* Task statement
Reprint the listing. Every line must match the original exactly.

* Data to use
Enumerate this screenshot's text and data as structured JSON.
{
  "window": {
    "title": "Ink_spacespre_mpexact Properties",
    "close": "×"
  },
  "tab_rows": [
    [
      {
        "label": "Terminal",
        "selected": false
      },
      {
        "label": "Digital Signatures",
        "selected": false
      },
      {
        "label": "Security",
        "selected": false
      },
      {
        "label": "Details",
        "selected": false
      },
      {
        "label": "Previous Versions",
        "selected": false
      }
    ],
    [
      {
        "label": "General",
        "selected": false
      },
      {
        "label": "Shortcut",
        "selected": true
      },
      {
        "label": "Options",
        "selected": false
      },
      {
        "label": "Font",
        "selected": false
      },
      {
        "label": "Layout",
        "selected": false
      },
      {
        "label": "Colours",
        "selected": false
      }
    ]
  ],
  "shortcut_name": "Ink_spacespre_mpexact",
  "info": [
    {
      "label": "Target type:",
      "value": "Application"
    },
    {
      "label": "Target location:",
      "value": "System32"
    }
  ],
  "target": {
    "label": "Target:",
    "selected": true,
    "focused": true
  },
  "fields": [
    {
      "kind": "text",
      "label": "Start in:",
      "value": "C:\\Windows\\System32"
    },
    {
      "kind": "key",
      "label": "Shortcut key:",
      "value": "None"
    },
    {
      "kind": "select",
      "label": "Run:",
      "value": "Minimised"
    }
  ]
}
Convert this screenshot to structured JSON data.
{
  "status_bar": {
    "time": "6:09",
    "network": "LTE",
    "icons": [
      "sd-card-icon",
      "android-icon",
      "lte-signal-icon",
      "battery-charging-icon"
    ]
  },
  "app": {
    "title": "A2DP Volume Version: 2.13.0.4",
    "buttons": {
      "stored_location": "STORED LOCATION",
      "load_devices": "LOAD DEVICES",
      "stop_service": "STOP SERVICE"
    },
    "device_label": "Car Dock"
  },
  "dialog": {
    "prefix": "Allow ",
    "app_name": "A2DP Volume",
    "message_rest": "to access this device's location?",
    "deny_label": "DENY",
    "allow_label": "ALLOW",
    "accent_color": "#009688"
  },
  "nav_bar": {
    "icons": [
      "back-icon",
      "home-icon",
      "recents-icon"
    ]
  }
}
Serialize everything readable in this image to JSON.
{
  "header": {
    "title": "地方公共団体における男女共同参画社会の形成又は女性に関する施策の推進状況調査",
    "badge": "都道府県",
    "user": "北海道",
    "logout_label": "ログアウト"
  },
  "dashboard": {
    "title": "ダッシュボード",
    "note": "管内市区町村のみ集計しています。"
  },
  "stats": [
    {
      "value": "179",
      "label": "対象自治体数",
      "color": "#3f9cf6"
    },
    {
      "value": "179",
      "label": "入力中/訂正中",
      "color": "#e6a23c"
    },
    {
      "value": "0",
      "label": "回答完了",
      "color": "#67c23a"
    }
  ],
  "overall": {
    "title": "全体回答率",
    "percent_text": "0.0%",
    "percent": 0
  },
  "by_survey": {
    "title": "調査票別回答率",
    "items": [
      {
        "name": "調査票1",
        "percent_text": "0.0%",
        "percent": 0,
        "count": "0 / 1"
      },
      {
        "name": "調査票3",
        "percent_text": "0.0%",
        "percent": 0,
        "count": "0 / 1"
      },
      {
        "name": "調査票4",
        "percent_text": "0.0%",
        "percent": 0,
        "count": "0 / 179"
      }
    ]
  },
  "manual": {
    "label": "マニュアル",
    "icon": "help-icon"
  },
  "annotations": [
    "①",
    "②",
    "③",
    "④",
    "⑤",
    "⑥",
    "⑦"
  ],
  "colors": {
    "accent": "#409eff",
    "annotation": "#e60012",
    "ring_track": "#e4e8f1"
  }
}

* Expected answer
Enumerate this screenshot's text and data as structured JSON.
{
  "window": {
    "title": "Ink_spacespre_mpexact Properties",
    "close": "×"
  },
  "tab_rows": [
    [
      {
        "label": "Terminal",
        "selected": false
      },
      {
        "label": "Digital Signatures",
        "selected": false
      },
      {
        "label": "Security",
        "selected": false
      },
      {
        "label": "Details",
        "selected": false
      },
      {
        "label": "Previous Versions",
        "selected": false
      }
    ],
    [
      {
        "label": "General",
        "selected": false
      },
      {
        "label": "Shortcut",
        "selected": true
      },
      {
        "label": "Options",
        "selected": false
      },
      {
        "label": "Font",
        "selected": false
      },
      {
        "label": "Layout",
        "selected": false
      },
      {
        "label": "Colours",
        "selected": false
      }
    ]
  ],
  "shortcut_name": "Ink_spacespre_mpexact",
  "info": [
    {
      "label": "Target type:",
      "value": "Application"
    },
    {
      "label": "Target location:",
      "value": "System32"
    }
  ],
  "target": {
    "label": "Target:",
    "selected": true,
    "focused": true
  },
  "fields": [
    {
      "kind": "text",
      "label": "Start in:",
      "value": "C:\\Windows\\System32"
    },
    {
      "kind": "key",
      "label": "Shortcut key:",
      "value": "None"
    },
    {
      "kind": "select",
      "label": "Run:",
      "value": "Minimised"
    }
  ]
}
Convert this screenshot to structured JSON data.
{
  "status_bar": {
    "time": "6:09",
    "network": "LTE",
    "icons": [
      "sd-card-icon",
      "android-icon",
      "lte-signal-icon",
      "battery-charging-icon"
    ]
  },
  "app": {
    "title": "A2DP Volume Version: 2.13.0.4",
    "buttons": {
      "stored_location": "STORED LOCATION",
      "load_devices": "LOAD DEVICES",
      "stop_service": "STOP SERVICE"
    },
    "device_label": "Car Dock"
  },
  "dialog": {
    "prefix": "Allow ",
    "app_name": "A2DP Volume",
    "message_rest": "to access this device's location?",
    "deny_label": "DENY",
    "allow_label": "ALLOW",
    "accent_color": "#009688"
  },
  "nav_bar": {
    "icons": [
      "back-icon",
      "home-icon",
      "recents-icon"
    ]
  }
}
Serialize everything readable in this image to JSON.
{
  "header": {
    "title": "地方公共団体における男女共同参画社会の形成又は女性に関する施策の推進状況調査",
    "badge": "都道府県",
    "user": "北海道",
    "logout_label": "ログアウト"
  },
  "dashboard": {
    "title": "ダッシュボード",
    "note": "管内市区町村のみ集計しています。"
  },
  "stats": [
    {
      "value": "179",
      "label": "対象自治体数",
      "color": "#3f9cf6"
    },
    {
      "value": "179",
      "label": "入力中/訂正中",
      "color": "#e6a23c"
    },
    {
      "value": "0",
      "label": "回答完了",
      "color": "#67c23a"
    }
  ],
  "overall": {
    "title": "全体回答率",
    "percent_text": "0.0%",
    "percent": 0
  },
  "by_survey": {
    "title": "調査票別回答率",
    "items": [
      {
        "name": "調査票1",
        "percent_text": "0.0%",
        "percent": 0,
        "count": "0 / 1"
      },
      {
        "name": "調査票3",
        "percent_text": "0.0%",
        "percent": 0,
        "count": "0 / 1"
      },
      {
        "name": "調査票4",
        "percent_text": "0.0%",
        "percent": 0,
        "count": "0 / 179"
      }
    ]
  },
  "manual": {
    "label": "マニュアル",
    "icon": "help-icon"
  },
  "annotations": [
    "①",
    "②",
    "③",
    "④",
    "⑤",
    "⑥",
    "⑦"
  ],
  "colors": {
    "accent": "#409eff",
    "annotation": "#e60012",
    "ring_track": "#e4e8f1"
  }
}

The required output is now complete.